Terminally ill midwife sought speedy settlement against HSE to buy anti-cancer drug
Erin Gallagher (8), whose aunt is Philomena Canning, pictured at protest outside the Dáil this week in support of the midwife. Photograph: Tom Honan
Independent midwife Philomena Canning (59), who is seriously ill with terminal cancer, wants now to “die in peace” with the resolution of her case against the HSE.
The pioneering midwife championed the rights of pregnant women to choose home- and non-medicalised births. She was a thorn in the side of obstetrician-led maternity services and the health establishment for over 20 years and is suing the HSE for damages for incorrectly depriving her of her right to work for over three years - effectively ending her career.
In 2014, weeks after she submitted a detailed submission to the HSE to open two home-birth centres in Dublin, her indemnity insurance was withdrawn without notice as two cases concerning alleged risks, involving women she had cared for, had come to the attention of the HSE. Neither of the two women had complained and both were happy with Ms Canning’s care.
Although her indemnity was restored in February 2015 she could not practise until the HSE carried out a systems analysis. Her midwifery practices were exonerated by both her own and independent experts and she was free to return to practise in 2016, but by then, she says she had “lost everything”.
“They took my livelihood, my clients, my reputation, my good name. I had lost everything. I had been a busy mid-wife, enjoying my practise and going about my life and was taken down without fairness or due-process.”
She initiated her damages case in late 2015 and, she says, discovery of documents “had to be dragged and extracted from the HSE”.
A settlement offer from the HSE was rejected as she wanted the case to go to court, to expose what she believed had been serious injustices against her by the HSE. In the process she has had to sell her home as she could not make mortgage repayments.
Last year she was diagnosed with ovarian cancer, believed she had beaten it but by October it had returned and spread to her abdomen.

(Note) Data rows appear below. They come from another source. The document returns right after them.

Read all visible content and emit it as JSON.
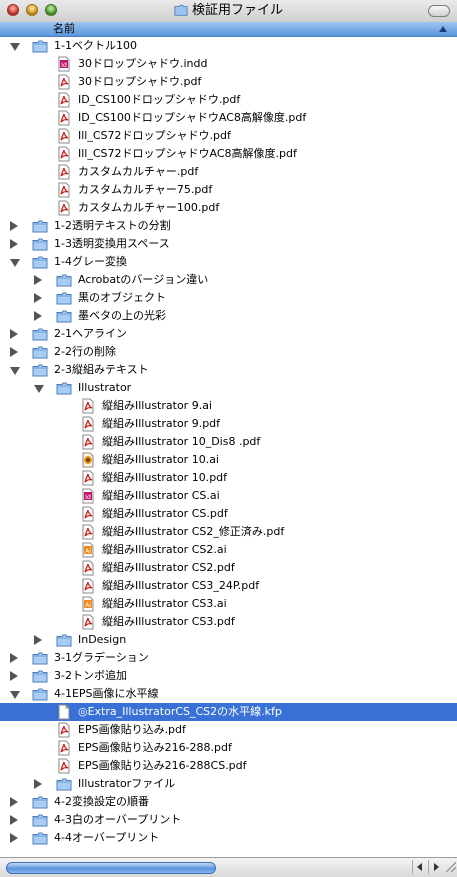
{
  "window": {
    "title": "検証用ファイル"
  },
  "header": {
    "name_col": "名前"
  },
  "rows": [
    {
      "label": "1-1ベクトル100",
      "kind": "folder",
      "disc": "open",
      "depth": 0
    },
    {
      "label": "30ドロップシャドウ.indd",
      "kind": "indd",
      "depth": 1
    },
    {
      "label": "30ドロップシャドウ.pdf",
      "kind": "pdf",
      "depth": 1
    },
    {
      "label": "ID_CS100ドロップシャドウ.pdf",
      "kind": "pdf",
      "depth": 1
    },
    {
      "label": "ID_CS100ドロップシャドウAC8高解像度.pdf",
      "kind": "pdf",
      "depth": 1
    },
    {
      "label": "Ill_CS72ドロップシャドウ.pdf",
      "kind": "pdf",
      "depth": 1
    },
    {
      "label": "Ill_CS72ドロップシャドウAC8高解像度.pdf",
      "kind": "pdf",
      "depth": 1
    },
    {
      "label": "カスタムカルチャー.pdf",
      "kind": "pdf",
      "depth": 1
    },
    {
      "label": "カスタムカルチャー75.pdf",
      "kind": "pdf",
      "depth": 1
    },
    {
      "label": "カスタムカルチャー100.pdf",
      "kind": "pdf",
      "depth": 1
    },
    {
      "label": "1-2透明テキストの分割",
      "kind": "folder",
      "disc": "closed",
      "depth": 0
    },
    {
      "label": "1-3透明変換用スペース",
      "kind": "folder",
      "disc": "closed",
      "depth": 0
    },
    {
      "label": "1-4グレー変換",
      "kind": "folder",
      "disc": "open",
      "depth": 0
    },
    {
      "label": "Acrobatのバージョン違い",
      "kind": "folder",
      "disc": "closed",
      "depth": 1
    },
    {
      "label": "黒のオブジェクト",
      "kind": "folder",
      "disc": "closed",
      "depth": 1
    },
    {
      "label": "墨ベタの上の光彩",
      "kind": "folder",
      "disc": "closed",
      "depth": 1
    },
    {
      "label": "2-1ヘアライン",
      "kind": "folder",
      "disc": "closed",
      "depth": 0
    },
    {
      "label": "2-2行の削除",
      "kind": "folder",
      "disc": "closed",
      "depth": 0
    },
    {
      "label": "2-3縦組みテキスト",
      "kind": "folder",
      "disc": "open",
      "depth": 0
    },
    {
      "label": "Illustrator",
      "kind": "folder",
      "disc": "open",
      "depth": 1
    },
    {
      "label": "縦組みIllustrator 9.ai",
      "kind": "pdf",
      "depth": 2
    },
    {
      "label": "縦組みIllustrator 9.pdf",
      "kind": "pdf",
      "depth": 2
    },
    {
      "label": "縦組みIllustrator 10_Dis8 .pdf",
      "kind": "pdf",
      "depth": 2
    },
    {
      "label": "縦組みIllustrator 10.ai",
      "kind": "ai10",
      "depth": 2
    },
    {
      "label": "縦組みIllustrator 10.pdf",
      "kind": "pdf",
      "depth": 2
    },
    {
      "label": "縦組みIllustrator CS.ai",
      "kind": "indd",
      "depth": 2
    },
    {
      "label": "縦組みIllustrator CS.pdf",
      "kind": "pdf",
      "depth": 2
    },
    {
      "label": "縦組みIllustrator CS2_修正済み.pdf",
      "kind": "pdf",
      "depth": 2
    },
    {
      "label": "縦組みIllustrator CS2.ai",
      "kind": "aics",
      "depth": 2
    },
    {
      "label": "縦組みIllustrator CS2.pdf",
      "kind": "pdf",
      "depth": 2
    },
    {
      "label": "縦組みIllustrator CS3_24P.pdf",
      "kind": "pdf",
      "depth": 2
    },
    {
      "label": "縦組みIllustrator CS3.ai",
      "kind": "aics",
      "depth": 2
    },
    {
      "label": "縦組みIllustrator CS3.pdf",
      "kind": "pdf",
      "depth": 2
    },
    {
      "label": "InDesign",
      "kind": "folder",
      "disc": "closed",
      "depth": 1
    },
    {
      "label": "3-1グラデーション",
      "kind": "folder",
      "disc": "closed",
      "depth": 0
    },
    {
      "label": "3-2トンボ追加",
      "kind": "folder",
      "disc": "closed",
      "depth": 0
    },
    {
      "label": "4-1EPS画像に水平線",
      "kind": "folder",
      "disc": "open",
      "depth": 0
    },
    {
      "label": "◎Extra_IllustratorCS_CS2の水平線.kfp",
      "kind": "doc",
      "depth": 1,
      "selected": true
    },
    {
      "label": "EPS画像貼り込み.pdf",
      "kind": "pdf",
      "depth": 1
    },
    {
      "label": "EPS画像貼り込み216-288.pdf",
      "kind": "pdf",
      "depth": 1
    },
    {
      "label": "EPS画像貼り込み216-288CS.pdf",
      "kind": "pdf",
      "depth": 1
    },
    {
      "label": "Illustratorファイル",
      "kind": "folder",
      "disc": "closed",
      "depth": 1
    },
    {
      "label": "4-2変換設定の順番",
      "kind": "folder",
      "disc": "closed",
      "depth": 0
    },
    {
      "label": "4-3白のオーバープリント",
      "kind": "folder",
      "disc": "closed",
      "depth": 0
    },
    {
      "label": "4-4オーバープリント",
      "kind": "folder",
      "disc": "closed",
      "depth": 0
    }
  ],
  "colors": {
    "selection": "#3a71d6",
    "folder": "#8fbbe8",
    "pdf_red": "#c8211b"
  }
}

She knows she will not now get her ‘day in court’ and wants desperately to bring the case to a close.
“My cancer is not responding to chemotherapy. My only hope is immunotherapy.” The immunotherapy drug Pembromizulab, costs up to €8,500 per treatment every three weeks.
She has told her lawyers she will accept the latest HSE offer. Supporters have called on Minister for Health, Simon Harris, to instruct the HSE to settle the case and allow Ms Canning access Pembro and put the case behind her.
“The reality is I am going to die. I have no problem dying. It’s normal. But what is ringing in my ears is ‘rest in peace’. I couldn’t possibly rest in peace, I cannot go to my grave without this resolved.
“They have hounded me, made my life hell since 2014. I just ask now to be able to relax. It’s a simple thing to ask - to go my grave in peace.”
A spokeswoman for the Department of Health said: “The department is aware of the time sensitivity around this case and every effort is being made to expedite the settlement as soon as possible.”
The HSE did not provide a comment.